Part II: Resources for Reconciliation[i]
J.M. Joseph Jeyaseelan, CMF
1) The first resource the Church has is its message of reconciliation itself, and the spirituality that flows from it. Among the many things we have mentioned in the sections above, one of the important things the Christian message of reconciliation offers is hope, a hopeful story to connect with, and to place oneself in that story. Pedagogy of the Cross of Christ, images, narratives, and stories from scripture provide important insights into what matters in reconciliation.
2) The second resource is the Church’s repository of rituals and sacraments. The Eucharist is a powerful symbol and ritual space of the presence as well as the absence of the Lord, and of how that heals memory and brings new hope. Furthermore, the Church can make use of its sacred space for important ritual moments that reach beyond the life of the Church and seal apologies, hear declarations of forgiveness, and celebrate movements into new places. It can in its preaching provide ongoing schooling in the spirituality of reconciliation. The funeral rites also give occasion to grieve the loss of and provide decent burials for victims of oppression. The Roman Catholic Church expresses the ministry of reconciliation in the Sacrament of Reconciliation as well.
3) The capacity to create communities of reconciliation is another important resource the Church possesses. The Church has resources in terms of trained personnel, infrastructure, and even finances to create spaces for safety, hospitality, memory, and hope that help to create communities of reconciliation. When these resources are turned inward (on and toward the Church members), it can help to create a cadre of reconciled people who can serve as leaven in the society providing the alternative vision and mission so much needed in our broken world. Moreover, since the Church is an international organization, it has opportunities through its relief and development agencies, through its international Religious Orders, and through compassionate solidarity to work for reconciliation.
4) The Roman Catholic Church also has a rich depository of Catholic Social Teaching (CST) which can provide essential insights on themes related to reconciliation. Though CST is popularly known as the best-kept secret of the Catholic Church, it is no secret that people from both within and without the Catholic Church have looked up to CST to provide guidance, wisdom, and inspiration for conflict prevention, conflict resolution, and peacebuilding.
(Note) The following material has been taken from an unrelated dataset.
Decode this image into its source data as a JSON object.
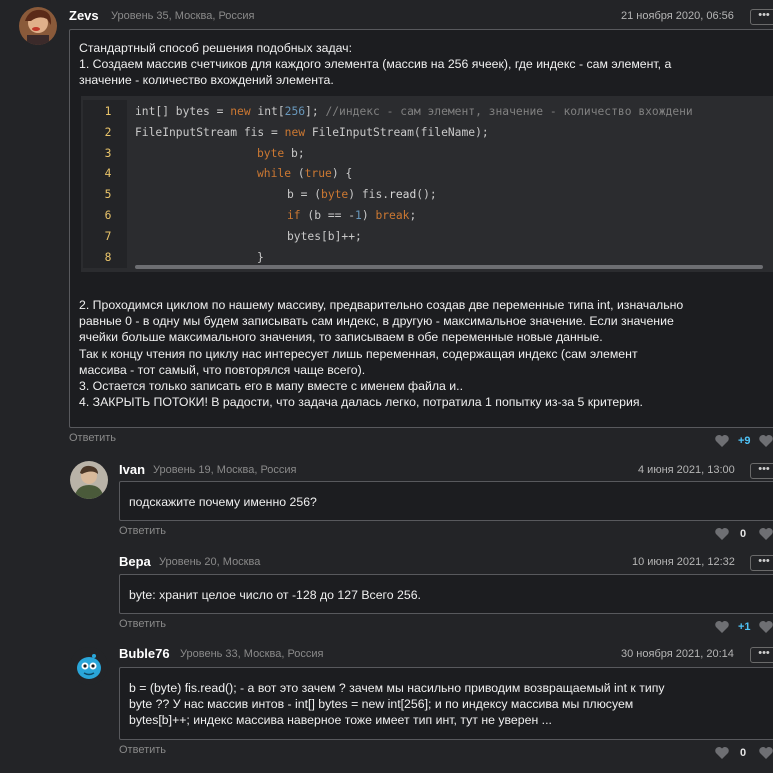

5) Church’s magisterial: Though not many are related to reconciliation, the Church’s universal magisterium and local magisterial (regional, national, and diocesan) can offer important guidelines for the work of reconciliation. Africae Munus is one such important document from the universal Church.
Regional and national bishops’ conferences in some parts of the world either through documents, or practical guidelines, or by example have given pedagogical tools that churches in other places can adapt or draw inspiration from (for example, the engagement of Chile’s bishops’ Conference in the 1980s).
6) The personal stories of people are perhaps unnoticed or taken for granted, a resource the Church has and has hardly used. I would like to call it the “Church’s threshold stories and voices from the margins.” On the one hand, Church members have been accused of directly or indirectly being complicit in some conflicts (instead of being ministers of reconciliation). On the other hand, there have been many unknown and small successes, better yet, faithful stories of reconciliation initiated and sustained by a small cadre of Church-related individuals or groups. There are also many Church members who have spoken or written, often interpreting the gospel in a different way, from which “explosive insights” can be gleaned for the work of reconciliation.Tragically, since they may not be members of the clergy or from the Church’s hierarchy, sometimes or oftentimes those voices and stories are not taken seriously and considered as resources (within the Church) for the Church’s work of reconciliation. Even if some are priests, nuns, and bishops, they may be living on the margins of the institutional Church; or they are not “liked” by the center since they may be engaged in the work they do going well beyond the traditional confines of the Church’s “mission territory.” They may be working in an ecumenical or inter-religious context, which the center may find difficult to accommodate. But, I would like to propose that this is an important resource the Church must notice and capitalize on. (To be continued)
J.M. Joseph Jeyaseelan, CMF